=== DATA ===

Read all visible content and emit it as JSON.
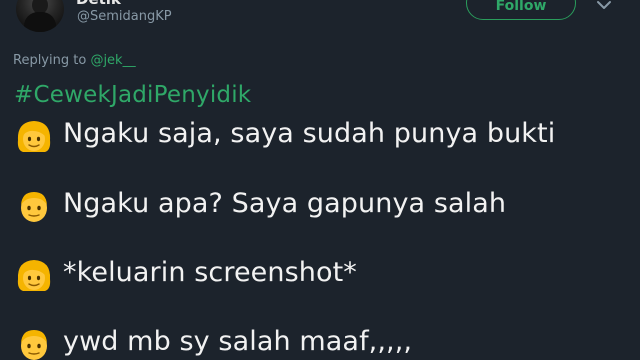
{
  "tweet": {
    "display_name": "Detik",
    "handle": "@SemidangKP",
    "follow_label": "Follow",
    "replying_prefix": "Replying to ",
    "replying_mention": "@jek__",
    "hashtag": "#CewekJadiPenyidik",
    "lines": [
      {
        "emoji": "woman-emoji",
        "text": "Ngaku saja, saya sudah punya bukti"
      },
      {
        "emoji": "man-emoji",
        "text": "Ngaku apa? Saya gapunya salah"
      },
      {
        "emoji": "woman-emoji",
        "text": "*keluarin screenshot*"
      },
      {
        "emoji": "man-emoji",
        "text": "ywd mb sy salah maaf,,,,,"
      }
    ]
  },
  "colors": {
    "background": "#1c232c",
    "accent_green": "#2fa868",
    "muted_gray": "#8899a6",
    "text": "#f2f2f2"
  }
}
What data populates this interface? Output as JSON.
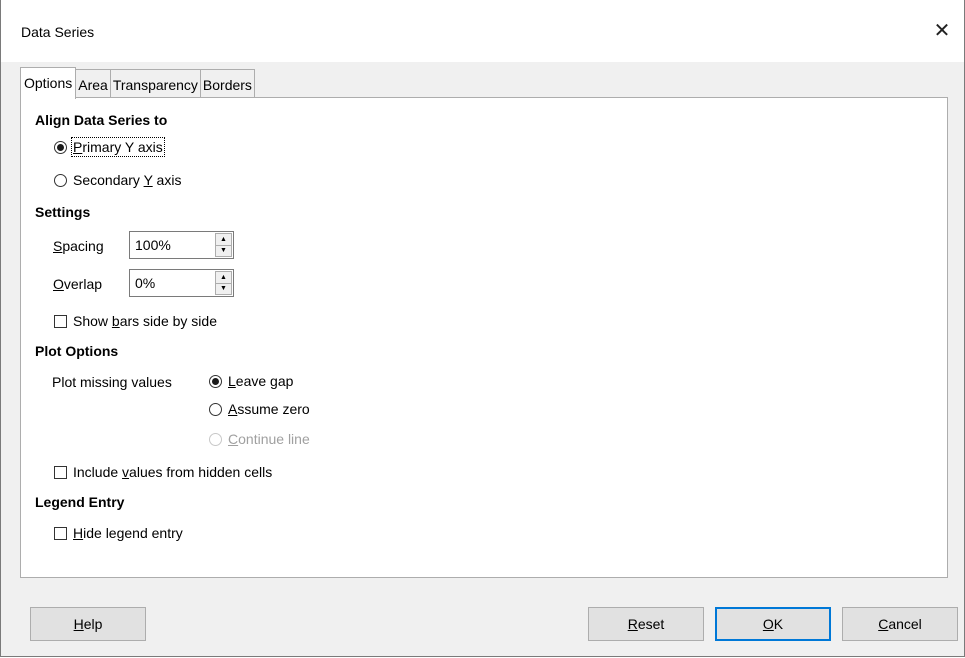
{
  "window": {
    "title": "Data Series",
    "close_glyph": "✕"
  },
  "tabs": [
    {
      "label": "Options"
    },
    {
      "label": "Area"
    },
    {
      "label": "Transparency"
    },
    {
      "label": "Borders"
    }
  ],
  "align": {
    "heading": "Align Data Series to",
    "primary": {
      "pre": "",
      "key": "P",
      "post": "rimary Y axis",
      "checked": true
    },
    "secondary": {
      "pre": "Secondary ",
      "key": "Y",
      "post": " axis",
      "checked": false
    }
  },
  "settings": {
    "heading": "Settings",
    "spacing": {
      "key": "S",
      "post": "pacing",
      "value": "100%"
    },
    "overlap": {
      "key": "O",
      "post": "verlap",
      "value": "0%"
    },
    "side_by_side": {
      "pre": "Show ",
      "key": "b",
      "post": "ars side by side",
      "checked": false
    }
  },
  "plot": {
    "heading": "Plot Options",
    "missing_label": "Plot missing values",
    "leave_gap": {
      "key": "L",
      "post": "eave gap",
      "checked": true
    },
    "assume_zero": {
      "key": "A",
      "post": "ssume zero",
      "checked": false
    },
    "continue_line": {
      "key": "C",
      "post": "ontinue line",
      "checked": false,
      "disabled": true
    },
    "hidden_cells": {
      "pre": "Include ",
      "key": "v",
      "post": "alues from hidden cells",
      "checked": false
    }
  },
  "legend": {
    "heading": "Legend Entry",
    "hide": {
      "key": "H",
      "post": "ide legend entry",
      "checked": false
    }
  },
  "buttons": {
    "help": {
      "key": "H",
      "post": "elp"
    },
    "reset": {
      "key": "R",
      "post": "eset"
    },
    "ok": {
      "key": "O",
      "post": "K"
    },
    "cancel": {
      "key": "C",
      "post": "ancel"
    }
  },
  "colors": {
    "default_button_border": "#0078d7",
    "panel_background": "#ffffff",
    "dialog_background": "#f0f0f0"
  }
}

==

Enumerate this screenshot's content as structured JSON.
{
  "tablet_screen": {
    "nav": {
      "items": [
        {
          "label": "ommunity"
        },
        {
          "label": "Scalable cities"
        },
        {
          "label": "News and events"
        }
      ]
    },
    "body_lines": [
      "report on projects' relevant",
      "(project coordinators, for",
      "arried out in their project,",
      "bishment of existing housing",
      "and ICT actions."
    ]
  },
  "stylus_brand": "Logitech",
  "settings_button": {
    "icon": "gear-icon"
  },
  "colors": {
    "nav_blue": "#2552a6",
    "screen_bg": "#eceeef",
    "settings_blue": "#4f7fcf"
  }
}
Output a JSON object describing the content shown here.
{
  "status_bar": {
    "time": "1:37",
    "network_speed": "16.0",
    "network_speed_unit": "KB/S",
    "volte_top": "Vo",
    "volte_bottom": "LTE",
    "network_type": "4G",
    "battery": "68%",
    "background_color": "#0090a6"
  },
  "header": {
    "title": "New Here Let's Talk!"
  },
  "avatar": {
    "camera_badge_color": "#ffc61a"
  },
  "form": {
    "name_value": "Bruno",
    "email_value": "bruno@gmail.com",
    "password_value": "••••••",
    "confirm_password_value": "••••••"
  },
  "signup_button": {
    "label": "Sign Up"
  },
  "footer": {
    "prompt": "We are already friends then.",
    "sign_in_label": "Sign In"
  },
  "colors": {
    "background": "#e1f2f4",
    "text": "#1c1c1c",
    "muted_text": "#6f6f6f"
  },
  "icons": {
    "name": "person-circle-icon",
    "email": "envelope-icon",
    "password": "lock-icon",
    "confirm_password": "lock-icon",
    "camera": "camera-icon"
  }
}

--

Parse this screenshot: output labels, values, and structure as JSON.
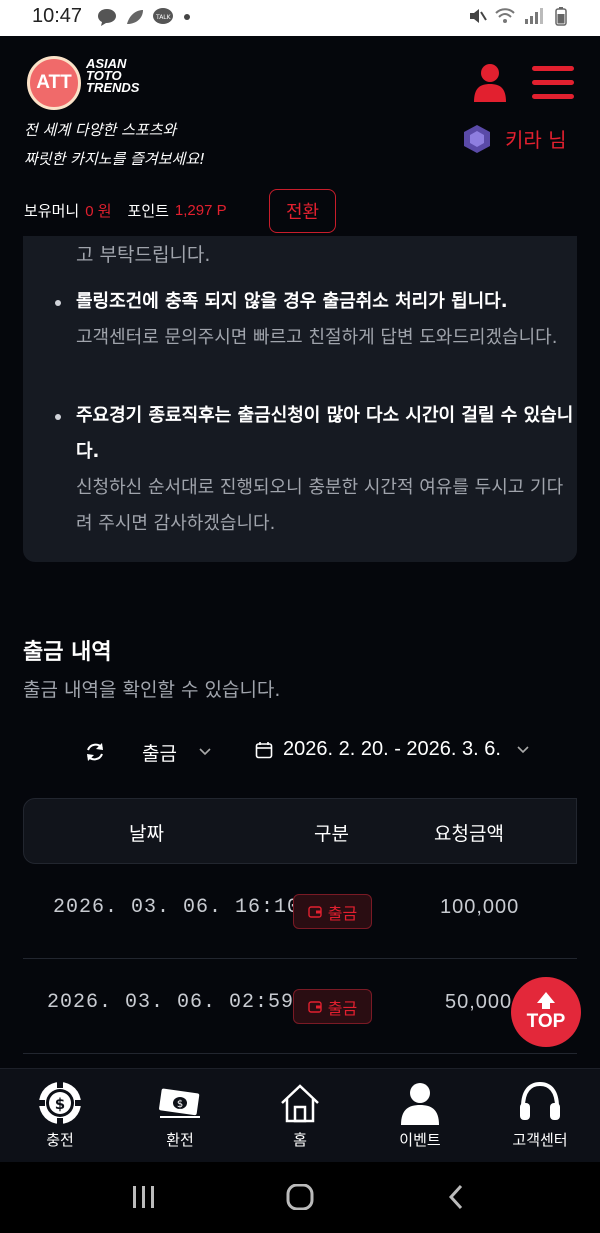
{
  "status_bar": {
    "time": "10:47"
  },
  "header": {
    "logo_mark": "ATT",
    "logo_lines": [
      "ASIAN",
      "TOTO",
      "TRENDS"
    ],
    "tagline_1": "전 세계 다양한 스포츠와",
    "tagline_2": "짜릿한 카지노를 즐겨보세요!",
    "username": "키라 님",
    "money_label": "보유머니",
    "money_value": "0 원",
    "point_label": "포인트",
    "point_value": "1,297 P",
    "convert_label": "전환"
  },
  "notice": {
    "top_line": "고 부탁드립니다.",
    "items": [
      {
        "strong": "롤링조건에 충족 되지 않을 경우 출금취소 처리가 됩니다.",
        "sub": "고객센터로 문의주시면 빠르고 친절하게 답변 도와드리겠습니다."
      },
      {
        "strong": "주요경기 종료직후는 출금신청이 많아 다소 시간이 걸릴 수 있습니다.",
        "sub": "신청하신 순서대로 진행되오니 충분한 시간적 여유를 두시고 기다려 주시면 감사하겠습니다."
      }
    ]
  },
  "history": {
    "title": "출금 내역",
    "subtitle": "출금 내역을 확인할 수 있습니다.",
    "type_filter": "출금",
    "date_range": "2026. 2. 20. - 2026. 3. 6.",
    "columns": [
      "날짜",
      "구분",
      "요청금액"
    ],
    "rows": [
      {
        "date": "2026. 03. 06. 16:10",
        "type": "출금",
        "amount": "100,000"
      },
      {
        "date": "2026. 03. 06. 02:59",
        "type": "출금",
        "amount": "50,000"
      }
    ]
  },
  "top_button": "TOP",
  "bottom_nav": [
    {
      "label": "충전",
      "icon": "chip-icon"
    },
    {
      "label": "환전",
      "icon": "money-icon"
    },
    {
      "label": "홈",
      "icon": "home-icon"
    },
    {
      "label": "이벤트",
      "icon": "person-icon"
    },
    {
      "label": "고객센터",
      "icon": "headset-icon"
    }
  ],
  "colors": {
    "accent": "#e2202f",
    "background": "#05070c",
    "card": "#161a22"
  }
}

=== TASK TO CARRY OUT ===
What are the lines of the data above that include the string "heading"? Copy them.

=== COMPLETED TASK ===
    "heading": "Align Data Series to",
    "heading": "Settings",
    "heading": "Plot Options",
    "heading": "Legend Entry",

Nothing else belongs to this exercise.